When that fling ended, I reluctantly agreed to be set up with someone a whole inch shorter, but hefty. Then I began working at a comics magazine, where I met a kind, witty guy with whom I saw eye to eye — just not literally. We cut each other up with puns. But as we grew closer, I got nervous, so I put up a handy shield: Even supermodels with short rockers Stewart, Jagger, Joel were being trolled, and these women were wisps — what hope could there be for me?
Maybe his lifelong love of super-beings let him go for someone super-tall, even when she was being super-shallow. Instead, I was the one short on confidence. I felt self-conscious about my stature, too cowardly to own my role as the more imposing force. So I stopped slouching next to him. And, like him, I came to appreciate the dynamic of our duo.

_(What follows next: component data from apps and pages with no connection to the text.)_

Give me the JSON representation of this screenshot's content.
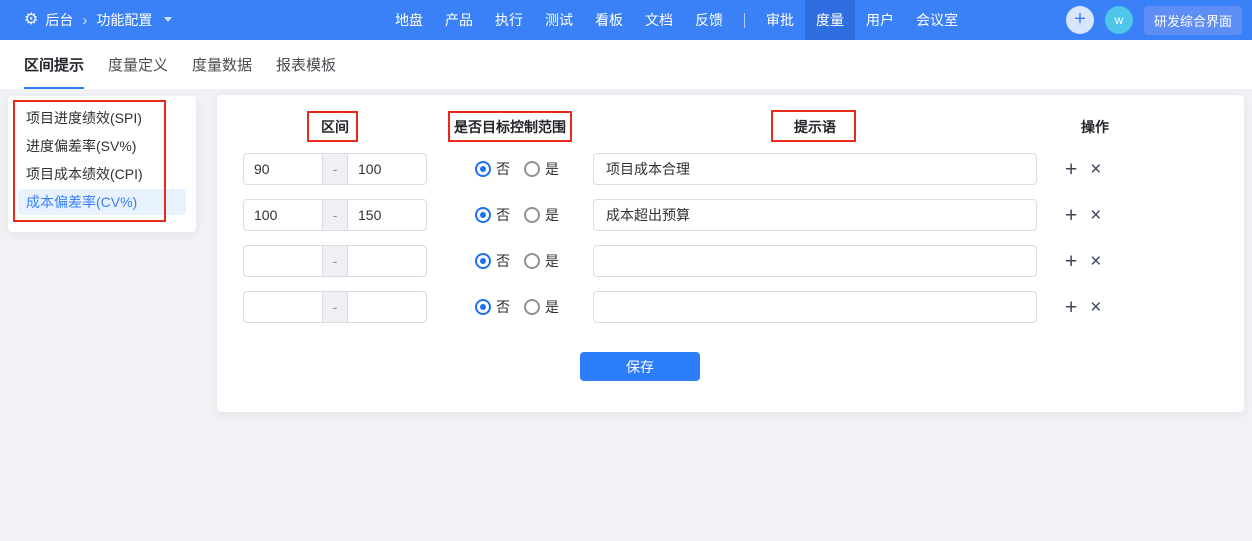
{
  "icons": {
    "gear": "⚙",
    "breadcrumb_chevron": "›",
    "plus": "+",
    "close": "×",
    "avatar_plus": "+"
  },
  "topbar": {
    "home_label": "后台",
    "module_label": "功能配置",
    "nav_items": [
      "地盘",
      "产品",
      "执行",
      "测试",
      "看板",
      "文档",
      "反馈",
      "审批",
      "度量",
      "用户",
      "会议室"
    ],
    "active_nav": "度量",
    "avatar_label": "w",
    "workspace_button_label": "研发综合界面"
  },
  "tabs": {
    "items": [
      "区间提示",
      "度量定义",
      "度量数据",
      "报表模板"
    ],
    "active": "区间提示"
  },
  "sidebar": {
    "items": [
      {
        "label": "项目进度绩效(SPI)",
        "selected": false
      },
      {
        "label": "进度偏差率(SV%)",
        "selected": false
      },
      {
        "label": "项目成本绩效(CPI)",
        "selected": false
      },
      {
        "label": "成本偏差率(CV%)",
        "selected": true
      }
    ]
  },
  "panel": {
    "headers": {
      "range": "区间",
      "target_control": "是否目标控制范围",
      "prompt": "提示语",
      "operations": "操作"
    },
    "range_separator": "-",
    "radio_options": {
      "no": "否",
      "yes": "是"
    },
    "rows": [
      {
        "min": "90",
        "max": "100",
        "target_control": "否",
        "prompt": "项目成本合理"
      },
      {
        "min": "100",
        "max": "150",
        "target_control": "否",
        "prompt": "成本超出预算"
      },
      {
        "min": "",
        "max": "",
        "target_control": "否",
        "prompt": ""
      },
      {
        "min": "",
        "max": "",
        "target_control": "否",
        "prompt": ""
      }
    ],
    "save_button_label": "保存"
  },
  "colors": {
    "topbar_bg": "#3a80f7",
    "topbar_active_bg": "#2f6ee0",
    "accent_blue": "#2b7ef8",
    "avatar_bg": "#4fc6e8",
    "selected_item_bg": "#e8f1fe",
    "annotation_red": "#e8291c",
    "page_bg": "#f0f2f5"
  }
}
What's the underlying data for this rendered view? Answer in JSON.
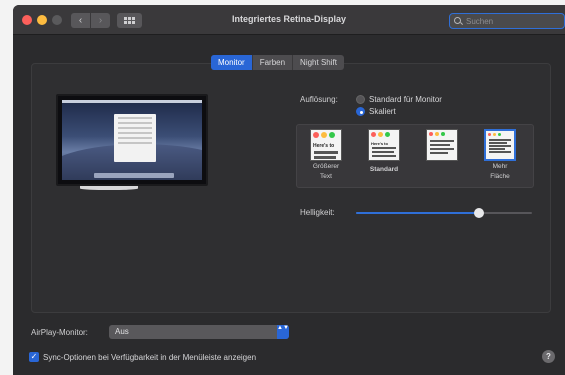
{
  "window": {
    "title": "Integriertes Retina-Display"
  },
  "nav": {
    "back_glyph": "‹",
    "forward_glyph": "›"
  },
  "search": {
    "placeholder": "Suchen",
    "value": ""
  },
  "tabs": [
    {
      "label": "Monitor",
      "active": true
    },
    {
      "label": "Farben",
      "active": false
    },
    {
      "label": "Night Shift",
      "active": false
    }
  ],
  "resolution": {
    "label": "Auflösung:",
    "options": [
      {
        "label": "Standard für Monitor",
        "selected": false
      },
      {
        "label": "Skaliert",
        "selected": true
      }
    ]
  },
  "scaling": {
    "thumb_text": "Here's to",
    "options": [
      {
        "caption_line1": "Größerer",
        "caption_line2": "Text",
        "selected": false
      },
      {
        "caption_line1": "Standard",
        "caption_line2": "",
        "selected": false
      },
      {
        "caption_line1": "",
        "caption_line2": "",
        "selected": false
      },
      {
        "caption_line1": "Mehr",
        "caption_line2": "Fläche",
        "selected": true
      }
    ]
  },
  "brightness": {
    "label": "Helligkeit:",
    "level": 0.7
  },
  "airplay": {
    "label": "AirPlay-Monitor:",
    "selected": "Aus",
    "arrows": "▲▼"
  },
  "sync": {
    "checked": true,
    "check_glyph": "✓",
    "label": "Sync-Optionen bei Verfügbarkeit in der Menüleiste anzeigen"
  },
  "help": {
    "glyph": "?"
  },
  "colors": {
    "accent": "#2966d6",
    "window_bg": "#2b2b2d",
    "close": "#fc605b",
    "minimize": "#fdbc40"
  }
}
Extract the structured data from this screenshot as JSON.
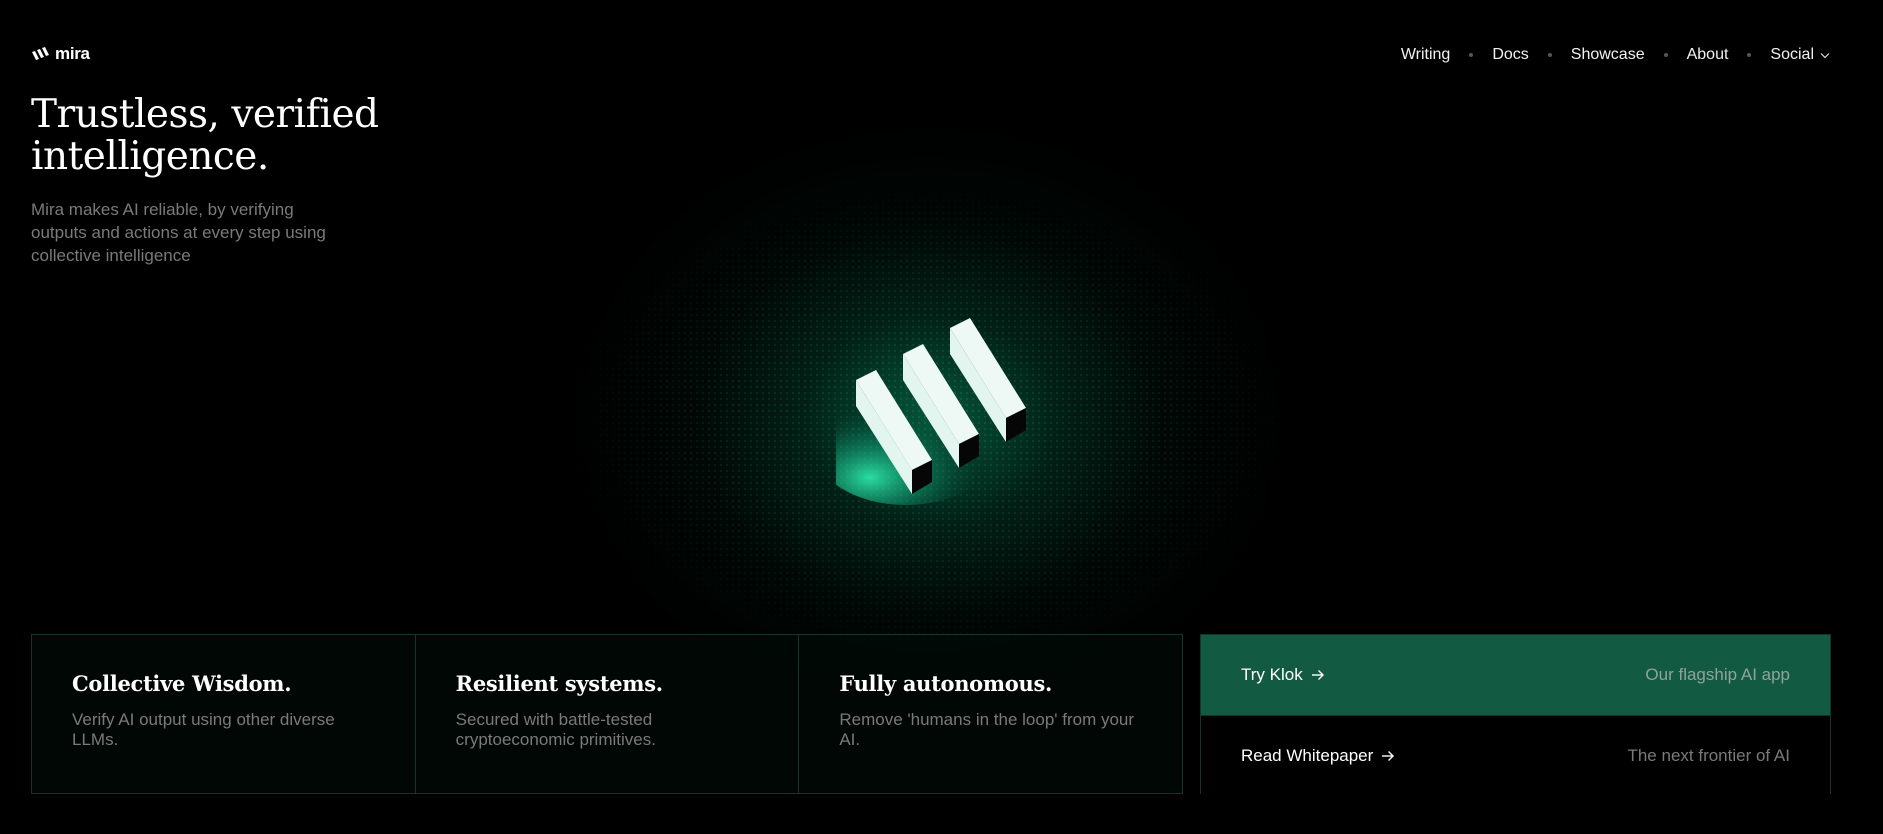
{
  "brand": {
    "name": "mira",
    "accent_color": "#135a43",
    "glow_color": "#0aa06e"
  },
  "nav": {
    "items": [
      {
        "label": "Writing"
      },
      {
        "label": "Docs"
      },
      {
        "label": "Showcase"
      },
      {
        "label": "About"
      },
      {
        "label": "Social",
        "icon": "chevron-down-icon"
      }
    ]
  },
  "hero": {
    "title": "Trustless, verified intelligence.",
    "subtitle": "Mira makes AI reliable, by verifying outputs and actions at every step using collective intelligence"
  },
  "features": [
    {
      "title": "Collective Wisdom.",
      "description": "Verify AI output using other diverse LLMs."
    },
    {
      "title": "Resilient systems.",
      "description": "Secured with battle-tested cryptoeconomic primitives."
    },
    {
      "title": "Fully autonomous.",
      "description": "Remove 'humans in the loop' from your AI."
    }
  ],
  "ctas": [
    {
      "label": "Try Klok",
      "icon": "arrow-right-icon",
      "caption": "Our flagship AI app"
    },
    {
      "label": "Read Whitepaper",
      "icon": "arrow-right-icon",
      "caption": "The next frontier of AI"
    }
  ]
}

Life can be funny or a comic. When my single friends feminists! But while role models are nice, nothing compares to the experience of loving someone who inspires — or forces — you to be a bigger person. The story must be told. Your subscription supports journalism that matters.